What to work on
Every entry, from the first to the last, should be written out exactly.

(Dataset rows describing interfaces)
*** Block opens ***

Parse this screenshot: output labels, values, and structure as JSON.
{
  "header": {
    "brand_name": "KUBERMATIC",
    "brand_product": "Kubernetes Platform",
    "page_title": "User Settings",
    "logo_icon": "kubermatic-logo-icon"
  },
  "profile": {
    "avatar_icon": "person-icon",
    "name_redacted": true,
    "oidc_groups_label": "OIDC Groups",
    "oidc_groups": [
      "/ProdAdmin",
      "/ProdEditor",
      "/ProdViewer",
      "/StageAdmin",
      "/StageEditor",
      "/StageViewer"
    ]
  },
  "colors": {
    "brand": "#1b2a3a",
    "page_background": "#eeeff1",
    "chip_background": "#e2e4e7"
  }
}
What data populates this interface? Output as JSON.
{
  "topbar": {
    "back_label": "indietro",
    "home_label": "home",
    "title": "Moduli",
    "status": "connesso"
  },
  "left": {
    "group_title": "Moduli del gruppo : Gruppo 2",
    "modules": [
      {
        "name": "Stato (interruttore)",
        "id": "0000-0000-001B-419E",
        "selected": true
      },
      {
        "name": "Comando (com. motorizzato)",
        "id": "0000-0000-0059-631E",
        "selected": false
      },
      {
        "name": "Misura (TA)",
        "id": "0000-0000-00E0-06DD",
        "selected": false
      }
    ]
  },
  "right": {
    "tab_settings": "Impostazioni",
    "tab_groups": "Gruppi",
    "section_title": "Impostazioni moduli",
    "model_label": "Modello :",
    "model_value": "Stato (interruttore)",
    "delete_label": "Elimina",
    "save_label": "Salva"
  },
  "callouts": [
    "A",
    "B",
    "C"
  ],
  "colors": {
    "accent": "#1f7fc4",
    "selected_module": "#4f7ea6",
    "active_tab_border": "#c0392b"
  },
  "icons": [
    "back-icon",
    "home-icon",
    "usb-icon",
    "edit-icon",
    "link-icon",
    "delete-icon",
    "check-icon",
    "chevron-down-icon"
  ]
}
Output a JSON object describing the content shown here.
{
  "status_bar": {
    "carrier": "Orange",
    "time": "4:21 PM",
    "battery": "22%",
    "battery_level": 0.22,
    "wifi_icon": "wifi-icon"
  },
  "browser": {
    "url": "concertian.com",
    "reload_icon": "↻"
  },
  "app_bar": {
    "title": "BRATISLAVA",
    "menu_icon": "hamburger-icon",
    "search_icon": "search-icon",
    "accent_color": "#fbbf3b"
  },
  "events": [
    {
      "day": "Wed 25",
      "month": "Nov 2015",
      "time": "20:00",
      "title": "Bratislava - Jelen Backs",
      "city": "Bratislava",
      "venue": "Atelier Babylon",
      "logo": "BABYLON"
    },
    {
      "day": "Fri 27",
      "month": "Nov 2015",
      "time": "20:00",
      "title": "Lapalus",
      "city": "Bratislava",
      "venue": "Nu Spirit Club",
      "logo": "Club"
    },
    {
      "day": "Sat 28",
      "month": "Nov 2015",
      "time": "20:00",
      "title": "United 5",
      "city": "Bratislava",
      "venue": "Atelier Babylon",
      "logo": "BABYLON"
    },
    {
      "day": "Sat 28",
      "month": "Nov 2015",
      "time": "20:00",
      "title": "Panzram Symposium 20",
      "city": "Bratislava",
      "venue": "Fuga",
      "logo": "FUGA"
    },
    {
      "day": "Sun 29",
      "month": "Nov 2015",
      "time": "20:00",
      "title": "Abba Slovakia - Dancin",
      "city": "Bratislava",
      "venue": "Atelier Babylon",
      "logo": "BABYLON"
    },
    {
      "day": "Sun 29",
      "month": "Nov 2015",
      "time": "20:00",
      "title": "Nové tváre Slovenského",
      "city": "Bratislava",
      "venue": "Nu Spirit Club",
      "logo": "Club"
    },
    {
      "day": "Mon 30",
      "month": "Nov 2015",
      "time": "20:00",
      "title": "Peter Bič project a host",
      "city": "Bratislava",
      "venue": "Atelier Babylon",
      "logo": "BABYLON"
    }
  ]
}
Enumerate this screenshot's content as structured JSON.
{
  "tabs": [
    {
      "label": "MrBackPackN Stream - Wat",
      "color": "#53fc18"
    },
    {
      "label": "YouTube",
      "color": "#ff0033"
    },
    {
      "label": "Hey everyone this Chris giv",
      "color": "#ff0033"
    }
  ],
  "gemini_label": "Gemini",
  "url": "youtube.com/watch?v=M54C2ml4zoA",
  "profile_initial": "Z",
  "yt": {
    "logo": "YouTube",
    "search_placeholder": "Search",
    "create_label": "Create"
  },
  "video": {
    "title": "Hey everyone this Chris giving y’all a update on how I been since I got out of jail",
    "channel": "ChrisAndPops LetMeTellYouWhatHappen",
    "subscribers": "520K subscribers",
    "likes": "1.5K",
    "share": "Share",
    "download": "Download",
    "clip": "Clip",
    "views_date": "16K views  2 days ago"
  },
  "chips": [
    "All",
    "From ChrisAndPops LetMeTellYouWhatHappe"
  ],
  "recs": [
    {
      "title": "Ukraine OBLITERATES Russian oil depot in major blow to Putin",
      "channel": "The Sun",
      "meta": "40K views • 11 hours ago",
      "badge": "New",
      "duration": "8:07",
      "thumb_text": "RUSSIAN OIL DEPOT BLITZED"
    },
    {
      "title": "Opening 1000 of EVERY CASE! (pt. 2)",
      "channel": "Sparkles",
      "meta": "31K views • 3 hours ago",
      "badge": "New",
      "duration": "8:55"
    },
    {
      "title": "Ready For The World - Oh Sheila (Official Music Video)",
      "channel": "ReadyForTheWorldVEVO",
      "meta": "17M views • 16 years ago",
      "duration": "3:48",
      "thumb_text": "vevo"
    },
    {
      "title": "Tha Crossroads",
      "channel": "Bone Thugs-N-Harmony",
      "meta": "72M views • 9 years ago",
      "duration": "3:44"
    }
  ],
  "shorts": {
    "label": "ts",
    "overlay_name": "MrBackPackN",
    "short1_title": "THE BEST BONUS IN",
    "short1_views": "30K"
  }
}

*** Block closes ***

Expected output
Parse this screenshot: output labels, values, and structure as JSON.
{
  "header": {
    "brand_name": "KUBERMATIC",
    "brand_product": "Kubernetes Platform",
    "page_title": "User Settings",
    "logo_icon": "kubermatic-logo-icon"
  },
  "profile": {
    "avatar_icon": "person-icon",
    "name_redacted": true,
    "oidc_groups_label": "OIDC Groups",
    "oidc_groups": [
      "/ProdAdmin",
      "/ProdEditor",
      "/ProdViewer",
      "/StageAdmin",
      "/StageEditor",
      "/StageViewer"
    ]
  },
  "colors": {
    "brand": "#1b2a3a",
    "page_background": "#eeeff1",
    "chip_background": "#e2e4e7"
  }
}
What data populates this interface? Output as JSON.
{
  "topbar": {
    "back_label": "indietro",
    "home_label": "home",
    "title": "Moduli",
    "status": "connesso"
  },
  "left": {
    "group_title": "Moduli del gruppo : Gruppo 2",
    "modules": [
      {
        "name": "Stato (interruttore)",
        "id": "0000-0000-001B-419E",
        "selected": true
      },
      {
        "name": "Comando (com. motorizzato)",
        "id": "0000-0000-0059-631E",
        "selected": false
      },
      {
        "name": "Misura (TA)",
        "id": "0000-0000-00E0-06DD",
        "selected": false
      }
    ]
  },
  "right": {
    "tab_settings": "Impostazioni",
    "tab_groups": "Gruppi",
    "section_title": "Impostazioni moduli",
    "model_label": "Modello :",
    "model_value": "Stato (interruttore)",
    "delete_label": "Elimina",
    "save_label": "Salva"
  },
  "callouts": [
    "A",
    "B",
    "C"
  ],
  "colors": {
    "accent": "#1f7fc4",
    "selected_module": "#4f7ea6",
    "active_tab_border": "#c0392b"
  },
  "icons": [
    "back-icon",
    "home-icon",
    "usb-icon",
    "edit-icon",
    "link-icon",
    "delete-icon",
    "check-icon",
    "chevron-down-icon"
  ]
}
Output a JSON object describing the content shown here.
{
  "status_bar": {
    "carrier": "Orange",
    "time": "4:21 PM",
    "battery": "22%",
    "battery_level": 0.22,
    "wifi_icon": "wifi-icon"
  },
  "browser": {
    "url": "concertian.com",
    "reload_icon": "↻"
  },
  "app_bar": {
    "title": "BRATISLAVA",
    "menu_icon": "hamburger-icon",
    "search_icon": "search-icon",
    "accent_color": "#fbbf3b"
  },
  "events": [
    {
      "day": "Wed 25",
      "month": "Nov 2015",
      "time": "20:00",
      "title": "Bratislava - Jelen Backs",
      "city": "Bratislava",
      "venue": "Atelier Babylon",
      "logo": "BABYLON"
    },
    {
      "day": "Fri 27",
      "month": "Nov 2015",
      "time": "20:00",
      "title": "Lapalus",
      "city": "Bratislava",
      "venue": "Nu Spirit Club",
      "logo": "Club"
    },
    {
      "day": "Sat 28",
      "month": "Nov 2015",
      "time": "20:00",
      "title": "United 5",
      "city": "Bratislava",
      "venue": "Atelier Babylon",
      "logo": "BABYLON"
    },
    {
      "day": "Sat 28",
      "month": "Nov 2015",
      "time": "20:00",
      "title": "Panzram Symposium 20",
      "city": "Bratislava",
      "venue": "Fuga",
      "logo": "FUGA"
    },
    {
      "day": "Sun 29",
      "month": "Nov 2015",
      "time": "20:00",
      "title": "Abba Slovakia - Dancin",
      "city": "Bratislava",
      "venue": "Atelier Babylon",
      "logo": "BABYLON"
    },
    {
      "day": "Sun 29",
      "month": "Nov 2015",
      "time": "20:00",
      "title": "Nové tváre Slovenského",
      "city": "Bratislava",
      "venue": "Nu Spirit Club",
      "logo": "Club"
    },
    {
      "day": "Mon 30",
      "month": "Nov 2015",
      "time": "20:00",
      "title": "Peter Bič project a host",
      "city": "Bratislava",
      "venue": "Atelier Babylon",
      "logo": "BABYLON"
    }
  ]
}
Enumerate this screenshot's content as structured JSON.
{
  "tabs": [
    {
      "label": "MrBackPackN Stream - Wat",
      "color": "#53fc18"
    },
    {
      "label": "YouTube",
      "color": "#ff0033"
    },
    {
      "label": "Hey everyone this Chris giv",
      "color": "#ff0033"
    }
  ],
  "gemini_label": "Gemini",
  "url": "youtube.com/watch?v=M54C2ml4zoA",
  "profile_initial": "Z",
  "yt": {
    "logo": "YouTube",
    "search_placeholder": "Search",
    "create_label": "Create"
  },
  "video": {
    "title": "Hey everyone this Chris giving y’all a update on how I been since I got out of jail",
    "channel": "ChrisAndPops LetMeTellYouWhatHappen",
    "subscribers": "520K subscribers",
    "likes": "1.5K",
    "share": "Share",
    "download": "Download",
    "clip": "Clip",
    "views_date": "16K views  2 days ago"
  },
  "chips": [
    "All",
    "From ChrisAndPops LetMeTellYouWhatHappe"
  ],
  "recs": [
    {
      "title": "Ukraine OBLITERATES Russian oil depot in major blow to Putin",
      "channel": "The Sun",
      "meta": "40K views • 11 hours ago",
      "badge": "New",
      "duration": "8:07",
      "thumb_text": "RUSSIAN OIL DEPOT BLITZED"
    },
    {
      "title": "Opening 1000 of EVERY CASE! (pt. 2)",
      "channel": "Sparkles",
      "meta": "31K views • 3 hours ago",
      "badge": "New",
      "duration": "8:55"
    },
    {
      "title": "Ready For The World - Oh Sheila (Official Music Video)",
      "channel": "ReadyForTheWorldVEVO",
      "meta": "17M views • 16 years ago",
      "duration": "3:48",
      "thumb_text": "vevo"
    },
    {
      "title": "Tha Crossroads",
      "channel": "Bone Thugs-N-Harmony",
      "meta": "72M views • 9 years ago",
      "duration": "3:44"
    }
  ],
  "shorts": {
    "label": "ts",
    "overlay_name": "MrBackPackN",
    "short1_title": "THE BEST BONUS IN",
    "short1_views": "30K"
  }
}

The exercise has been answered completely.